__ABOUT THIS EXERCISE__:
The full listing should be set down again precisely.

__SOURCE MATERIAL__:

--------------------------------

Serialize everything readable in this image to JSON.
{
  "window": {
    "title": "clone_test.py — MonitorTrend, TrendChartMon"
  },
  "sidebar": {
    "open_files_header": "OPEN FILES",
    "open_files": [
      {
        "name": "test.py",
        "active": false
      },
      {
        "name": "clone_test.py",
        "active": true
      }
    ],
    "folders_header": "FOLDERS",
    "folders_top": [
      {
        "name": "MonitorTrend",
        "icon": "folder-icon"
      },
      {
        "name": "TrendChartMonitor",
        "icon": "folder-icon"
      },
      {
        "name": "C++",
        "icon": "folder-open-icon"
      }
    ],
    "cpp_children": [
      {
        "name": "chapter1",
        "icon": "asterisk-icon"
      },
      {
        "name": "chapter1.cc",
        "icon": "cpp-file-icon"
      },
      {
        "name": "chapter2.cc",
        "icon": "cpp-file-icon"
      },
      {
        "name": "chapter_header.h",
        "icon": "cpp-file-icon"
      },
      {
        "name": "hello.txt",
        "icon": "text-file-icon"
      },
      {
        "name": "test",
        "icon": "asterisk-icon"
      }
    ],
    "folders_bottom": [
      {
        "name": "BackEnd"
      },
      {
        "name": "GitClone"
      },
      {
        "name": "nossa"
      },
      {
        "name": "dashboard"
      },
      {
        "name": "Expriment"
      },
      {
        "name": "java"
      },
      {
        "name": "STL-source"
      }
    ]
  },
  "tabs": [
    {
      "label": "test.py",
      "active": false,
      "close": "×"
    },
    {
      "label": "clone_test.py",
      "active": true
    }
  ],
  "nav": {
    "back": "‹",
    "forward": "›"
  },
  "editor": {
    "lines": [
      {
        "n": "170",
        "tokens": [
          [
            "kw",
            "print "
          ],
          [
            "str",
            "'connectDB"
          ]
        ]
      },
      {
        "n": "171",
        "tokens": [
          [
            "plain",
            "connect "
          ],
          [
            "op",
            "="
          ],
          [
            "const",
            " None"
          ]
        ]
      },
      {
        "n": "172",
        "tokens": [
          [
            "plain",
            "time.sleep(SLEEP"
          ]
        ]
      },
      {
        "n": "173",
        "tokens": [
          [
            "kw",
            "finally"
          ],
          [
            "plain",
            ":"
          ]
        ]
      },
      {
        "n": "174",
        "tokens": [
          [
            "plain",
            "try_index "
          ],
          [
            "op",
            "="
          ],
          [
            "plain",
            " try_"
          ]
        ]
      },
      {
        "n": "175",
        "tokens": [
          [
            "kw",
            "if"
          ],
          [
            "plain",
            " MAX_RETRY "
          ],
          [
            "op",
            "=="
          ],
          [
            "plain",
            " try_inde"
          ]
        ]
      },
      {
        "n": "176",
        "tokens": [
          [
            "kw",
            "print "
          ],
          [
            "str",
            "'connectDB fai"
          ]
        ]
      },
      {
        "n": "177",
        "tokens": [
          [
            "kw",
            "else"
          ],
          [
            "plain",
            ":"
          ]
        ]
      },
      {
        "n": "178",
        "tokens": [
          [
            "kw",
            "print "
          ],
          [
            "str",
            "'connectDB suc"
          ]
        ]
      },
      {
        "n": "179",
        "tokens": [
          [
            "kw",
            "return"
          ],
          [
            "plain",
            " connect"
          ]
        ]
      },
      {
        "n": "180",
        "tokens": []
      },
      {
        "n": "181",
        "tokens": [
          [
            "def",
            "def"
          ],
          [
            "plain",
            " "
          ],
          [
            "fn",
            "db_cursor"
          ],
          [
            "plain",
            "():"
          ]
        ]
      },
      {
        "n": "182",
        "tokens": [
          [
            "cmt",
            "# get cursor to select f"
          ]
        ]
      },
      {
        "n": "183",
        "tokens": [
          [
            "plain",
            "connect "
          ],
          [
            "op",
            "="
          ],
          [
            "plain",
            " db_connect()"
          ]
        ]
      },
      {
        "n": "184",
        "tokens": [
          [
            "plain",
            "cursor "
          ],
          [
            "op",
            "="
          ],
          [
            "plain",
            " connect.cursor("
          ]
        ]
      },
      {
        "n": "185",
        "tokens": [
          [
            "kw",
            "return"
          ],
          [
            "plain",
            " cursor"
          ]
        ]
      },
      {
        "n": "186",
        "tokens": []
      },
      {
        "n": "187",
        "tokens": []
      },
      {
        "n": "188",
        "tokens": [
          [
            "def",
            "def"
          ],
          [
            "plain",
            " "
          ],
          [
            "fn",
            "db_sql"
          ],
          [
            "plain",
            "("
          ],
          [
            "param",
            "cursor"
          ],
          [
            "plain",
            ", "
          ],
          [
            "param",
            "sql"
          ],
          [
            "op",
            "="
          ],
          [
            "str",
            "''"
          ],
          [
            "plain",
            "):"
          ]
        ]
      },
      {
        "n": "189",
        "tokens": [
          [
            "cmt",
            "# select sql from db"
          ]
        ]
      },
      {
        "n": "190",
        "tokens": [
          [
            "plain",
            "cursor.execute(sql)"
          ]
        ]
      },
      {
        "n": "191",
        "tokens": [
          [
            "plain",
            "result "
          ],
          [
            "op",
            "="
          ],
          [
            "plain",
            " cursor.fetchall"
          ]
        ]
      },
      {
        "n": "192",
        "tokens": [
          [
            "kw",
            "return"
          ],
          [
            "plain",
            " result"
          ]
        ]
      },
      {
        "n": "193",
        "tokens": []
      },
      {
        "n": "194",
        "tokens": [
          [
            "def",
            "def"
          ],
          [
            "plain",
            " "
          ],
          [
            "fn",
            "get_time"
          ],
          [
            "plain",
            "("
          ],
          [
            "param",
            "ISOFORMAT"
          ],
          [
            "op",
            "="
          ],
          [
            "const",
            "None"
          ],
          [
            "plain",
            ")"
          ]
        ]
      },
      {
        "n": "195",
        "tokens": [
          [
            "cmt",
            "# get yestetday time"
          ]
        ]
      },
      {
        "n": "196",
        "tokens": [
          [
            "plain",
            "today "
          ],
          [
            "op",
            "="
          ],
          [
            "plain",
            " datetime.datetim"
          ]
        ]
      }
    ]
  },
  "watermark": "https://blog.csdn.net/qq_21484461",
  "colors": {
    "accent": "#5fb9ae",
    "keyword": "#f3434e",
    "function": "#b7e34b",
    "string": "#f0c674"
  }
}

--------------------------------

__RESPONSE__:
Serialize everything readable in this image to JSON.
{
  "window": {
    "title": "clone_test.py — MonitorTrend, TrendChartMon"
  },
  "sidebar": {
    "open_files_header": "OPEN FILES",
    "open_files": [
      {
        "name": "test.py",
        "active": false
      },
      {
        "name": "clone_test.py",
        "active": true
      }
    ],
    "folders_header": "FOLDERS",
    "folders_top": [
      {
        "name": "MonitorTrend",
        "icon": "folder-icon"
      },
      {
        "name": "TrendChartMonitor",
        "icon": "folder-icon"
      },
      {
        "name": "C++",
        "icon": "folder-open-icon"
      }
    ],
    "cpp_children": [
      {
        "name": "chapter1",
        "icon": "asterisk-icon"
      },
      {
        "name": "chapter1.cc",
        "icon": "cpp-file-icon"
      },
      {
        "name": "chapter2.cc",
        "icon": "cpp-file-icon"
      },
      {
        "name": "chapter_header.h",
        "icon": "cpp-file-icon"
      },
      {
        "name": "hello.txt",
        "icon": "text-file-icon"
      },
      {
        "name": "test",
        "icon": "asterisk-icon"
      }
    ],
    "folders_bottom": [
      {
        "name": "BackEnd"
      },
      {
        "name": "GitClone"
      },
      {
        "name": "nossa"
      },
      {
        "name": "dashboard"
      },
      {
        "name": "Expriment"
      },
      {
        "name": "java"
      },
      {
        "name": "STL-source"
      }
    ]
  },
  "tabs": [
    {
      "label": "test.py",
      "active": false,
      "close": "×"
    },
    {
      "label": "clone_test.py",
      "active": true
    }
  ],
  "nav": {
    "back": "‹",
    "forward": "›"
  },
  "editor": {
    "lines": [
      {
        "n": "170",
        "tokens": [
          [
            "kw",
            "print "
          ],
          [
            "str",
            "'connectDB"
          ]
        ]
      },
      {
        "n": "171",
        "tokens": [
          [
            "plain",
            "connect "
          ],
          [
            "op",
            "="
          ],
          [
            "const",
            " None"
          ]
        ]
      },
      {
        "n": "172",
        "tokens": [
          [
            "plain",
            "time.sleep(SLEEP"
          ]
        ]
      },
      {
        "n": "173",
        "tokens": [
          [
            "kw",
            "finally"
          ],
          [
            "plain",
            ":"
          ]
        ]
      },
      {
        "n": "174",
        "tokens": [
          [
            "plain",
            "try_index "
          ],
          [
            "op",
            "="
          ],
          [
            "plain",
            " try_"
          ]
        ]
      },
      {
        "n": "175",
        "tokens": [
          [
            "kw",
            "if"
          ],
          [
            "plain",
            " MAX_RETRY "
          ],
          [
            "op",
            "=="
          ],
          [
            "plain",
            " try_inde"
          ]
        ]
      },
      {
        "n": "176",
        "tokens": [
          [
            "kw",
            "print "
          ],
          [
            "str",
            "'connectDB fai"
          ]
        ]
      },
      {
        "n": "177",
        "tokens": [
          [
            "kw",
            "else"
          ],
          [
            "plain",
            ":"
          ]
        ]
      },
      {
        "n": "178",
        "tokens": [
          [
            "kw",
            "print "
          ],
          [
            "str",
            "'connectDB suc"
          ]
        ]
      },
      {
        "n": "179",
        "tokens": [
          [
            "kw",
            "return"
          ],
          [
            "plain",
            " connect"
          ]
        ]
      },
      {
        "n": "180",
        "tokens": []
      },
      {
        "n": "181",
        "tokens": [
          [
            "def",
            "def"
          ],
          [
            "plain",
            " "
          ],
          [
            "fn",
            "db_cursor"
          ],
          [
            "plain",
            "():"
          ]
        ]
      },
      {
        "n": "182",
        "tokens": [
          [
            "cmt",
            "# get cursor to select f"
          ]
        ]
      },
      {
        "n": "183",
        "tokens": [
          [
            "plain",
            "connect "
          ],
          [
            "op",
            "="
          ],
          [
            "plain",
            " db_connect()"
          ]
        ]
      },
      {
        "n": "184",
        "tokens": [
          [
            "plain",
            "cursor "
          ],
          [
            "op",
            "="
          ],
          [
            "plain",
            " connect.cursor("
          ]
        ]
      },
      {
        "n": "185",
        "tokens": [
          [
            "kw",
            "return"
          ],
          [
            "plain",
            " cursor"
          ]
        ]
      },
      {
        "n": "186",
        "tokens": []
      },
      {
        "n": "187",
        "tokens": []
      },
      {
        "n": "188",
        "tokens": [
          [
            "def",
            "def"
          ],
          [
            "plain",
            " "
          ],
          [
            "fn",
            "db_sql"
          ],
          [
            "plain",
            "("
          ],
          [
            "param",
            "cursor"
          ],
          [
            "plain",
            ", "
          ],
          [
            "param",
            "sql"
          ],
          [
            "op",
            "="
          ],
          [
            "str",
            "''"
          ],
          [
            "plain",
            "):"
          ]
        ]
      },
      {
        "n": "189",
        "tokens": [
          [
            "cmt",
            "# select sql from db"
          ]
        ]
      },
      {
        "n": "190",
        "tokens": [
          [
            "plain",
            "cursor.execute(sql)"
          ]
        ]
      },
      {
        "n": "191",
        "tokens": [
          [
            "plain",
            "result "
          ],
          [
            "op",
            "="
          ],
          [
            "plain",
            " cursor.fetchall"
          ]
        ]
      },
      {
        "n": "192",
        "tokens": [
          [
            "kw",
            "return"
          ],
          [
            "plain",
            " result"
          ]
        ]
      },
      {
        "n": "193",
        "tokens": []
      },
      {
        "n": "194",
        "tokens": [
          [
            "def",
            "def"
          ],
          [
            "plain",
            " "
          ],
          [
            "fn",
            "get_time"
          ],
          [
            "plain",
            "("
          ],
          [
            "param",
            "ISOFORMAT"
          ],
          [
            "op",
            "="
          ],
          [
            "const",
            "None"
          ],
          [
            "plain",
            ")"
          ]
        ]
      },
      {
        "n": "195",
        "tokens": [
          [
            "cmt",
            "# get yestetday time"
          ]
        ]
      },
      {
        "n": "196",
        "tokens": [
          [
            "plain",
            "today "
          ],
          [
            "op",
            "="
          ],
          [
            "plain",
            " datetime.datetim"
          ]
        ]
      }
    ]
  },
  "watermark": "https://blog.csdn.net/qq_21484461",
  "colors": {
    "accent": "#5fb9ae",
    "keyword": "#f3434e",
    "function": "#b7e34b",
    "string": "#f0c674"
  }
}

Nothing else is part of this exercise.